Terry is allowed to play his video games for 30-minutes after school and for 60-minutes after he has completed his homework. The discriminative stimulus for the target behavior is his mom or dad gently removing the iPad when his game time is up. The operational definition of Terry’s target behavior is: Terry holds onto the iPad, while screaming, “I want to play some more!” He then runs to his bedroom with the iPad and locks his bedroom door.
You know this will be challenging because there are several approaches that could be used, such as response cost, positive punishment, timeout, and extinction. You know how important it is so exhaust all reinforcement strategies first. You are nervous, but you want to prove yourself!
A week has gone by and you are scheduled to meet with your supervisor to go over the behavior intervention plan you designed for Terry. You are ready for this!
Explain your decision-making process with regard to the different options available to address Terry’s behavior.
Discuss your decision to use a behavior intervention plan (BIP) that includes extinction (Hint: We never implement an extinction program without also teaching an appropriate, alternative behavior and reinforcing it.)
Cover the following in your discussion post for this supervisory meeting (Hint: For your discussion of punishment procedures, refer back to your Unit 5 reading assignments)
Punishment: Discuss the unwanted side effects of punishment, as well as the benefits of punishment.
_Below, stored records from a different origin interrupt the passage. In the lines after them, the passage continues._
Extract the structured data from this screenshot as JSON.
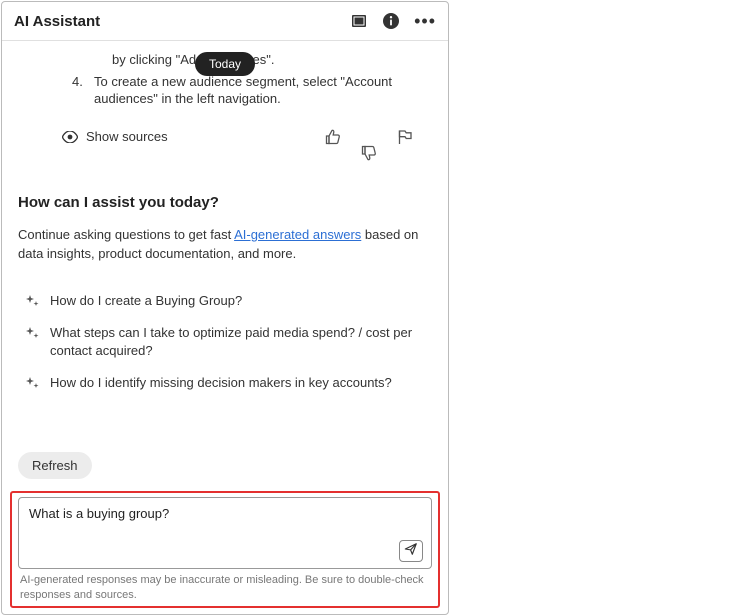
{
  "header": {
    "title": "AI Assistant"
  },
  "today_label": "Today",
  "message": {
    "items": [
      {
        "num": "",
        "indent": true,
        "text": "by clicking \"Add audiences\"."
      },
      {
        "num": "4.",
        "indent": false,
        "text": "To create a new audience segment, select \"Account audiences\" in the left navigation."
      }
    ],
    "show_sources_label": "Show sources"
  },
  "assist": {
    "heading": "How can I assist you today?",
    "intro_prefix": "Continue asking questions to get fast ",
    "intro_link": "AI-generated answers",
    "intro_suffix": " based on data insights, product documentation, and more."
  },
  "suggestions": [
    "How do I create a Buying Group?",
    "What steps can I take to optimize paid media spend? / cost per contact acquired?",
    "How do I identify missing decision makers in key accounts?"
  ],
  "refresh_label": "Refresh",
  "input": {
    "value": "What is a buying group?"
  },
  "disclaimer": "AI-generated responses may be inaccurate or misleading. Be sure to double-check responses and sources."
}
How could positive punishment be used in Terry’s case?
Response Cost: What type of punishment is response cost – negative punishment or positive punishment? What is the procedure for implementing response cost?
Timeout: What type of punishment is timeout? How could timeout be used in Terry’s case?
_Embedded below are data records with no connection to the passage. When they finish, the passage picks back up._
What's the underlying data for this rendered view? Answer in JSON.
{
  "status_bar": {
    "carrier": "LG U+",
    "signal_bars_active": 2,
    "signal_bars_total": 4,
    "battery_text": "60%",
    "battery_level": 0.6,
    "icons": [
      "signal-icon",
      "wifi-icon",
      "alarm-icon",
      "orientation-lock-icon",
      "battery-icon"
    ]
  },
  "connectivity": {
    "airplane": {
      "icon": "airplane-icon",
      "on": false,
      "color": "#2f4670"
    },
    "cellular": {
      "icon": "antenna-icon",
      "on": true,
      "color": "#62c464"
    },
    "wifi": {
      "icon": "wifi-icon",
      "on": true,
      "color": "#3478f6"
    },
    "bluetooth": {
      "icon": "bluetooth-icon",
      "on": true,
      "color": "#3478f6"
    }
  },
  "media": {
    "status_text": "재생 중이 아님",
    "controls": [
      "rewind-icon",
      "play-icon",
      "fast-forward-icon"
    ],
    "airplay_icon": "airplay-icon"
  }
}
Extinction: Describe the procedure for implementing extinction. Discuss “extinction bursts” and “spontaneous recovery.”
Summarize the intervention strategies that will be recommended for Terry’s target behavior.